--- WHAT TO WORK ON ---
Pictures stay out; everything else in the listing below is to be restated word for word.
-- ENTRIES SUPPLIED follows --
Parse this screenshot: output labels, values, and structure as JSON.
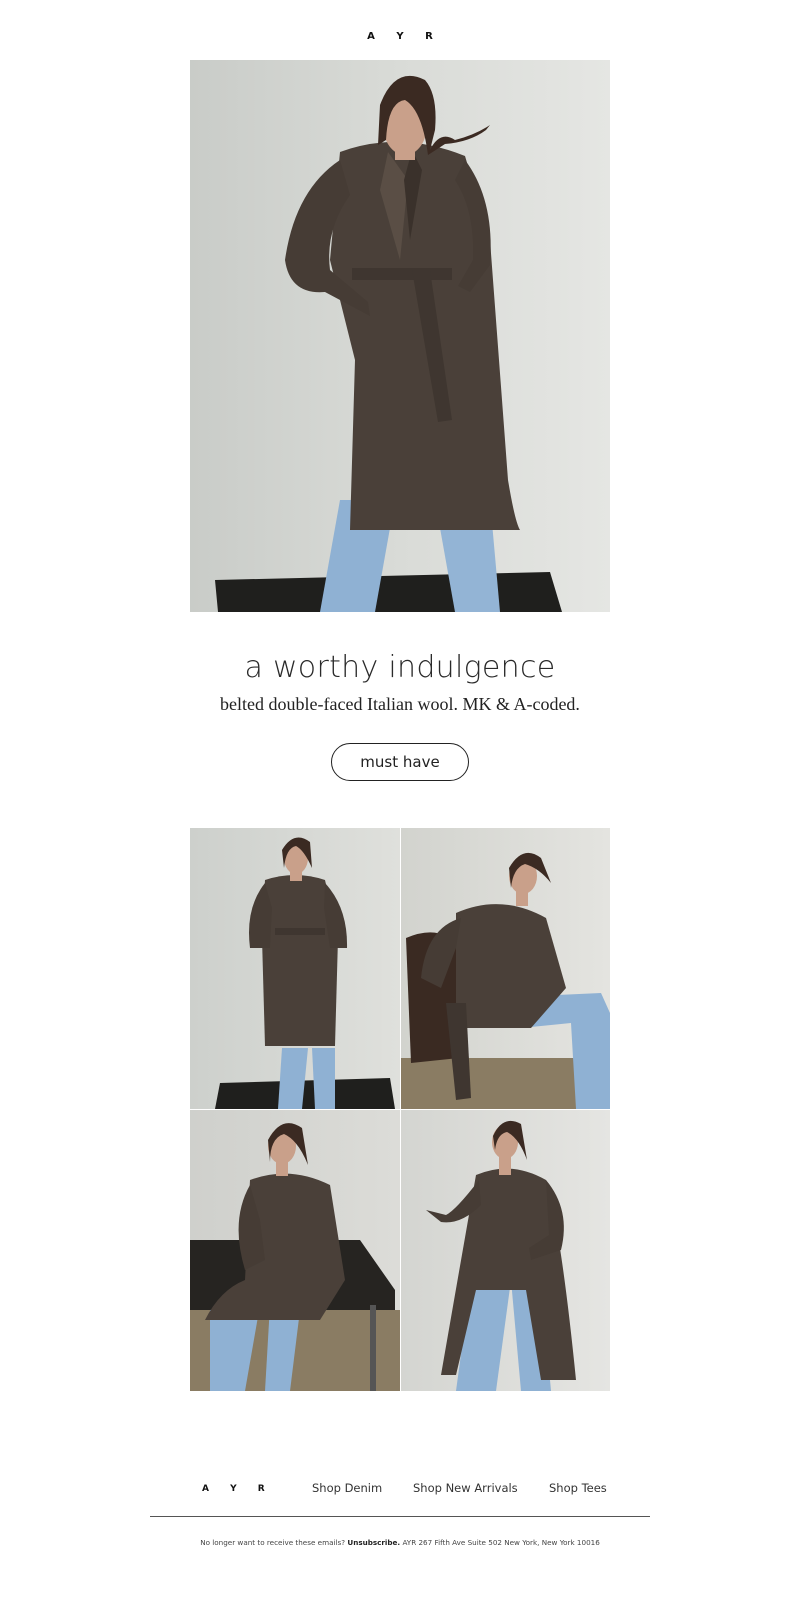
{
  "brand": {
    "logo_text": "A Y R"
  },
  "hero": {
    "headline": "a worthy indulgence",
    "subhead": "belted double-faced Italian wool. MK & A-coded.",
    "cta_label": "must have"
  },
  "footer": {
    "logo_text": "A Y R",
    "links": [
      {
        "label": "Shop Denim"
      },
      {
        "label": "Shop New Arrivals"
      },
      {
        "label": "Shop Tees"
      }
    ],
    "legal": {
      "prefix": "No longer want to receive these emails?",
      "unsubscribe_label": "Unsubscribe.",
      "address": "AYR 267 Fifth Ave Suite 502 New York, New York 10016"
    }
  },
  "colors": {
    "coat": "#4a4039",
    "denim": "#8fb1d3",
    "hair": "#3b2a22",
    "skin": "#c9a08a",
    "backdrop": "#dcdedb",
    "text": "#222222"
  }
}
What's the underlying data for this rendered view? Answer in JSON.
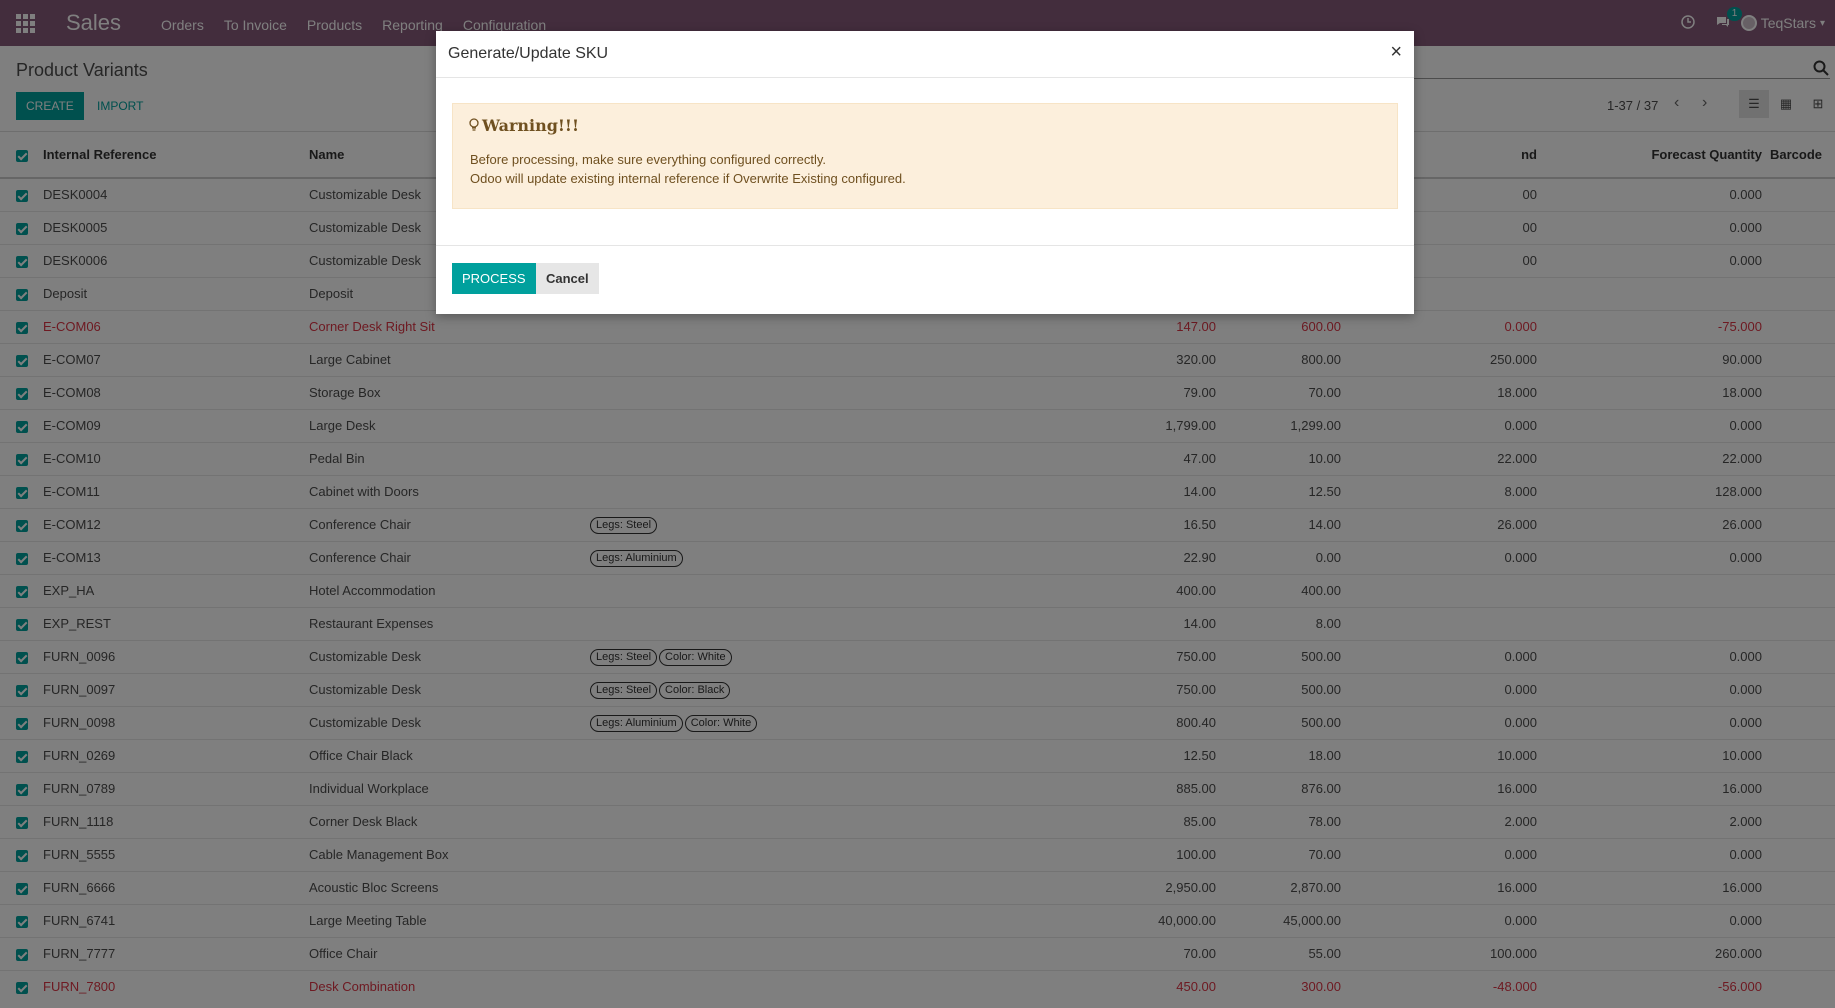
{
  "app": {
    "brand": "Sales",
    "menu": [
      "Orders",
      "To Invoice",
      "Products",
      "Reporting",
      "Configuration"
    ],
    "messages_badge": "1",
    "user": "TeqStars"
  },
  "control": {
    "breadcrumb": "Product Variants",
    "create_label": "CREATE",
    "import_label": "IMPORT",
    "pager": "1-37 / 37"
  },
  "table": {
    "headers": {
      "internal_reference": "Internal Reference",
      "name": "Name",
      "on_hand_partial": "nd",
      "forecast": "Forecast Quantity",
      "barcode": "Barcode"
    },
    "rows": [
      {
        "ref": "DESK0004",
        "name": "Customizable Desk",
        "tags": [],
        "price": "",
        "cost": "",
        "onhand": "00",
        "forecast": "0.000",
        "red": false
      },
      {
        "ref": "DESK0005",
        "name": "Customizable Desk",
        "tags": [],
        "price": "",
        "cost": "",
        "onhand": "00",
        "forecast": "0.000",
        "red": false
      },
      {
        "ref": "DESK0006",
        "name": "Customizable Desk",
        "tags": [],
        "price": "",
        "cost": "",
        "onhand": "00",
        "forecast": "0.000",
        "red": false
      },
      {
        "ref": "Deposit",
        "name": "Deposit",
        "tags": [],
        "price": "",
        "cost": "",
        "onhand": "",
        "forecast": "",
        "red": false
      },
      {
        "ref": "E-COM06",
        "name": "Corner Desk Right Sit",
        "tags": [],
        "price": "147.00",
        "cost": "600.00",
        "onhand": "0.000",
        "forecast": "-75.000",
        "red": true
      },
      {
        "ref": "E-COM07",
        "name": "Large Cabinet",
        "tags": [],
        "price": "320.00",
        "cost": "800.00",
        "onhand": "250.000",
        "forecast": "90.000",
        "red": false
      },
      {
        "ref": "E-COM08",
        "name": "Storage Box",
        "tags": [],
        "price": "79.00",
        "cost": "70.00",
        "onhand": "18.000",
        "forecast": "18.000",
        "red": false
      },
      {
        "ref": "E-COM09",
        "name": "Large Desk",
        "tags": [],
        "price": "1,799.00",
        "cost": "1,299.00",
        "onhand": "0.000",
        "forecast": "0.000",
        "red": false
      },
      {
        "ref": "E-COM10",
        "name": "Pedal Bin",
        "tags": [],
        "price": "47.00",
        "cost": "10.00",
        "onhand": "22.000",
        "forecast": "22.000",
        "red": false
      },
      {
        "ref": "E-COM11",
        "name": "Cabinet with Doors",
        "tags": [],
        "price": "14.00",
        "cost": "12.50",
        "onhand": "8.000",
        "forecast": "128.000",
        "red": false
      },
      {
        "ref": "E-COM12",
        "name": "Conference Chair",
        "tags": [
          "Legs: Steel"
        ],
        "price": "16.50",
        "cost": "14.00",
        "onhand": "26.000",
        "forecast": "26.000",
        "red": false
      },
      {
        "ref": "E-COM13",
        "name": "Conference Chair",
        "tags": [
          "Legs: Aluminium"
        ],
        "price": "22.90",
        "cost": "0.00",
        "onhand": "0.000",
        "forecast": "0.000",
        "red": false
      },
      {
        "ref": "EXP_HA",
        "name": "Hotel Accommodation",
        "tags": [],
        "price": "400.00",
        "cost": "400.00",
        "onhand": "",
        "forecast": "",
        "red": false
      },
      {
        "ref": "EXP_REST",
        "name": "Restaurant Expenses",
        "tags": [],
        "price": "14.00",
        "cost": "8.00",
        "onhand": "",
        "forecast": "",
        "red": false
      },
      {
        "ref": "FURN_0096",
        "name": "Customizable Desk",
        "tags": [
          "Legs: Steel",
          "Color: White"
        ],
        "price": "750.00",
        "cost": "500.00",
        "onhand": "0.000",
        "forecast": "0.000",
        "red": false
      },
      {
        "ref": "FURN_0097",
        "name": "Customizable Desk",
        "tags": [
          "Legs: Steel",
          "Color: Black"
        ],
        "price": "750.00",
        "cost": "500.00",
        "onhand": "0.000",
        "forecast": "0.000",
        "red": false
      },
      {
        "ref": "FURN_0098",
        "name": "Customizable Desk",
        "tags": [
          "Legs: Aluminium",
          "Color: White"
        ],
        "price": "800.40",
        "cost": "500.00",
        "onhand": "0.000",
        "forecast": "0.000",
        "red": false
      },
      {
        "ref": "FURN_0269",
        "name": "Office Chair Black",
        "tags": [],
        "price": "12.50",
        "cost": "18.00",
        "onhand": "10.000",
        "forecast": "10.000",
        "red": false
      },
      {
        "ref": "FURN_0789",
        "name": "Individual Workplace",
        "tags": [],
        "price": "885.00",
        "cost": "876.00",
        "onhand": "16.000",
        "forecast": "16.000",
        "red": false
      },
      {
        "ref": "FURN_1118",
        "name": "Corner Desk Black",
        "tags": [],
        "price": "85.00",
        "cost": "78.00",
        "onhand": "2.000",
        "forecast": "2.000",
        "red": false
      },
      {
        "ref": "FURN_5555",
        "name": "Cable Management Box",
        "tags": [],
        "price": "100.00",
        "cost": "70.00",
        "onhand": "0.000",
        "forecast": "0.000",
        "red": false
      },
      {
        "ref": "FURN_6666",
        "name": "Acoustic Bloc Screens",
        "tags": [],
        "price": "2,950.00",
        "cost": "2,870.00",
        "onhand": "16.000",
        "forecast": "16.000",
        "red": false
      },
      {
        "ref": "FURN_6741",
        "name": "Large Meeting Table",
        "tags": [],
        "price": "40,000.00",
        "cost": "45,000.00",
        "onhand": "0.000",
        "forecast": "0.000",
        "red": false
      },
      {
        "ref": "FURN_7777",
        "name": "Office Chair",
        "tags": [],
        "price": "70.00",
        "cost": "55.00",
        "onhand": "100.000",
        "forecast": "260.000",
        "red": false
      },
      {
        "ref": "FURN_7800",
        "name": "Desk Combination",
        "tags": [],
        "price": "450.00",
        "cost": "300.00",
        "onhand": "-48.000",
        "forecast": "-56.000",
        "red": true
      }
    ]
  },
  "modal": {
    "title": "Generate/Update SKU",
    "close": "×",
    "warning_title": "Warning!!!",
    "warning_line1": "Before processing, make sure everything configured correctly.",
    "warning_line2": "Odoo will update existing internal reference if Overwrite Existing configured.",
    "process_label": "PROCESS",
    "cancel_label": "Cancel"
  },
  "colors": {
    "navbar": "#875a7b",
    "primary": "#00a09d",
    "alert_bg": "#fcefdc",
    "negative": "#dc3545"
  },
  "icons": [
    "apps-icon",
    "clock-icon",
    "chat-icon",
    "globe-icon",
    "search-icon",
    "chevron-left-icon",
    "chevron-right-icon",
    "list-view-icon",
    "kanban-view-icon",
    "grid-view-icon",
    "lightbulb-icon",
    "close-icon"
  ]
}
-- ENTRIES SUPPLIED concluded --
--- ANSWER TO THIS PROBLEM ---
Parse this screenshot: output labels, values, and structure as JSON.
{
  "brand": {
    "logo_text": "A Y R"
  },
  "hero": {
    "headline": "a worthy indulgence",
    "subhead": "belted double-faced Italian wool. MK & A-coded.",
    "cta_label": "must have"
  },
  "footer": {
    "logo_text": "A Y R",
    "links": [
      {
        "label": "Shop Denim"
      },
      {
        "label": "Shop New Arrivals"
      },
      {
        "label": "Shop Tees"
      }
    ],
    "legal": {
      "prefix": "No longer want to receive these emails?",
      "unsubscribe_label": "Unsubscribe.",
      "address": "AYR 267 Fifth Ave Suite 502 New York, New York 10016"
    }
  },
  "colors": {
    "coat": "#4a4039",
    "denim": "#8fb1d3",
    "hair": "#3b2a22",
    "skin": "#c9a08a",
    "backdrop": "#dcdedb",
    "text": "#222222"
  }
}
What's the underlying data for this rendered view? Answer in JSON.
{
  "app": {
    "brand": "Sales",
    "menu": [
      "Orders",
      "To Invoice",
      "Products",
      "Reporting",
      "Configuration"
    ],
    "messages_badge": "1",
    "user": "TeqStars"
  },
  "control": {
    "breadcrumb": "Product Variants",
    "create_label": "CREATE",
    "import_label": "IMPORT",
    "pager": "1-37 / 37"
  },
  "table": {
    "headers": {
      "internal_reference": "Internal Reference",
      "name": "Name",
      "on_hand_partial": "nd",
      "forecast": "Forecast Quantity",
      "barcode": "Barcode"
    },
    "rows": [
      {
        "ref": "DESK0004",
        "name": "Customizable Desk",
        "tags": [],
        "price": "",
        "cost": "",
        "onhand": "00",
        "forecast": "0.000",
        "red": false
      },
      {
        "ref": "DESK0005",
        "name": "Customizable Desk",
        "tags": [],
        "price": "",
        "cost": "",
        "onhand": "00",
        "forecast": "0.000",
        "red": false
      },
      {
        "ref": "DESK0006",
        "name": "Customizable Desk",
        "tags": [],
        "price": "",
        "cost": "",
        "onhand": "00",
        "forecast": "0.000",
        "red": false
      },
      {
        "ref": "Deposit",
        "name": "Deposit",
        "tags": [],
        "price": "",
        "cost": "",
        "onhand": "",
        "forecast": "",
        "red": false
      },
      {
        "ref": "E-COM06",
        "name": "Corner Desk Right Sit",
        "tags": [],
        "price": "147.00",
        "cost": "600.00",
        "onhand": "0.000",
        "forecast": "-75.000",
        "red": true
      },
      {
        "ref": "E-COM07",
        "name": "Large Cabinet",
        "tags": [],
        "price": "320.00",
        "cost": "800.00",
        "onhand": "250.000",
        "forecast": "90.000",
        "red": false
      },
      {
        "ref": "E-COM08",
        "name": "Storage Box",
        "tags": [],
        "price": "79.00",
        "cost": "70.00",
        "onhand": "18.000",
        "forecast": "18.000",
        "red": false
      },
      {
        "ref": "E-COM09",
        "name": "Large Desk",
        "tags": [],
        "price": "1,799.00",
        "cost": "1,299.00",
        "onhand": "0.000",
        "forecast": "0.000",
        "red": false
      },
      {
        "ref": "E-COM10",
        "name": "Pedal Bin",
        "tags": [],
        "price": "47.00",
        "cost": "10.00",
        "onhand": "22.000",
        "forecast": "22.000",
        "red": false
      },
      {
        "ref": "E-COM11",
        "name": "Cabinet with Doors",
        "tags": [],
        "price": "14.00",
        "cost": "12.50",
        "onhand": "8.000",
        "forecast": "128.000",
        "red": false
      },
      {
        "ref": "E-COM12",
        "name": "Conference Chair",
        "tags": [
          "Legs: Steel"
        ],
        "price": "16.50",
        "cost": "14.00",
        "onhand": "26.000",
        "forecast": "26.000",
        "red": false
      },
      {
        "ref": "E-COM13",
        "name": "Conference Chair",
        "tags": [
          "Legs: Aluminium"
        ],
        "price": "22.90",
        "cost": "0.00",
        "onhand": "0.000",
        "forecast": "0.000",
        "red": false
      },
      {
        "ref": "EXP_HA",
        "name": "Hotel Accommodation",
        "tags": [],
        "price": "400.00",
        "cost": "400.00",
        "onhand": "",
        "forecast": "",
        "red": false
      },
      {
        "ref": "EXP_REST",
        "name": "Restaurant Expenses",
        "tags": [],
        "price": "14.00",
        "cost": "8.00",
        "onhand": "",
        "forecast": "",
        "red": false
      },
      {
        "ref": "FURN_0096",
        "name": "Customizable Desk",
        "tags": [
          "Legs: Steel",
          "Color: White"
        ],
        "price": "750.00",
        "cost": "500.00",
        "onhand": "0.000",
        "forecast": "0.000",
        "red": false
      },
      {
        "ref": "FURN_0097",
        "name": "Customizable Desk",
        "tags": [
          "Legs: Steel",
          "Color: Black"
        ],
        "price": "750.00",
        "cost": "500.00",
        "onhand": "0.000",
        "forecast": "0.000",
        "red": false
      },
      {
        "ref": "FURN_0098",
        "name": "Customizable Desk",
        "tags": [
          "Legs: Aluminium",
          "Color: White"
        ],
        "price": "800.40",
        "cost": "500.00",
        "onhand": "0.000",
        "forecast": "0.000",
        "red": false
      },
      {
        "ref": "FURN_0269",
        "name": "Office Chair Black",
        "tags": [],
        "price": "12.50",
        "cost": "18.00",
        "onhand": "10.000",
        "forecast": "10.000",
        "red": false
      },
      {
        "ref": "FURN_0789",
        "name": "Individual Workplace",
        "tags": [],
        "price": "885.00",
        "cost": "876.00",
        "onhand": "16.000",
        "forecast": "16.000",
        "red": false
      },
      {
        "ref": "FURN_1118",
        "name": "Corner Desk Black",
        "tags": [],
        "price": "85.00",
        "cost": "78.00",
        "onhand": "2.000",
        "forecast": "2.000",
        "red": false
      },
      {
        "ref": "FURN_5555",
        "name": "Cable Management Box",
        "tags": [],
        "price": "100.00",
        "cost": "70.00",
        "onhand": "0.000",
        "forecast": "0.000",
        "red": false
      },
      {
        "ref": "FURN_6666",
        "name": "Acoustic Bloc Screens",
        "tags": [],
        "price": "2,950.00",
        "cost": "2,870.00",
        "onhand": "16.000",
        "forecast": "16.000",
        "red": false
      },
      {
        "ref": "FURN_6741",
        "name": "Large Meeting Table",
        "tags": [],
        "price": "40,000.00",
        "cost": "45,000.00",
        "onhand": "0.000",
        "forecast": "0.000",
        "red": false
      },
      {
        "ref": "FURN_7777",
        "name": "Office Chair",
        "tags": [],
        "price": "70.00",
        "cost": "55.00",
        "onhand": "100.000",
        "forecast": "260.000",
        "red": false
      },
      {
        "ref": "FURN_7800",
        "name": "Desk Combination",
        "tags": [],
        "price": "450.00",
        "cost": "300.00",
        "onhand": "-48.000",
        "forecast": "-56.000",
        "red": true
      }
    ]
  },
  "modal": {
    "title": "Generate/Update SKU",
    "close": "×",
    "warning_title": "Warning!!!",
    "warning_line1": "Before processing, make sure everything configured correctly.",
    "warning_line2": "Odoo will update existing internal reference if Overwrite Existing configured.",
    "process_label": "PROCESS",
    "cancel_label": "Cancel"
  },
  "colors": {
    "navbar": "#875a7b",
    "primary": "#00a09d",
    "alert_bg": "#fcefdc",
    "negative": "#dc3545"
  },
  "icons": [
    "apps-icon",
    "clock-icon",
    "chat-icon",
    "globe-icon",
    "search-icon",
    "chevron-left-icon",
    "chevron-right-icon",
    "list-view-icon",
    "kanban-view-icon",
    "grid-view-icon",
    "lightbulb-icon",
    "close-icon"
  ]
}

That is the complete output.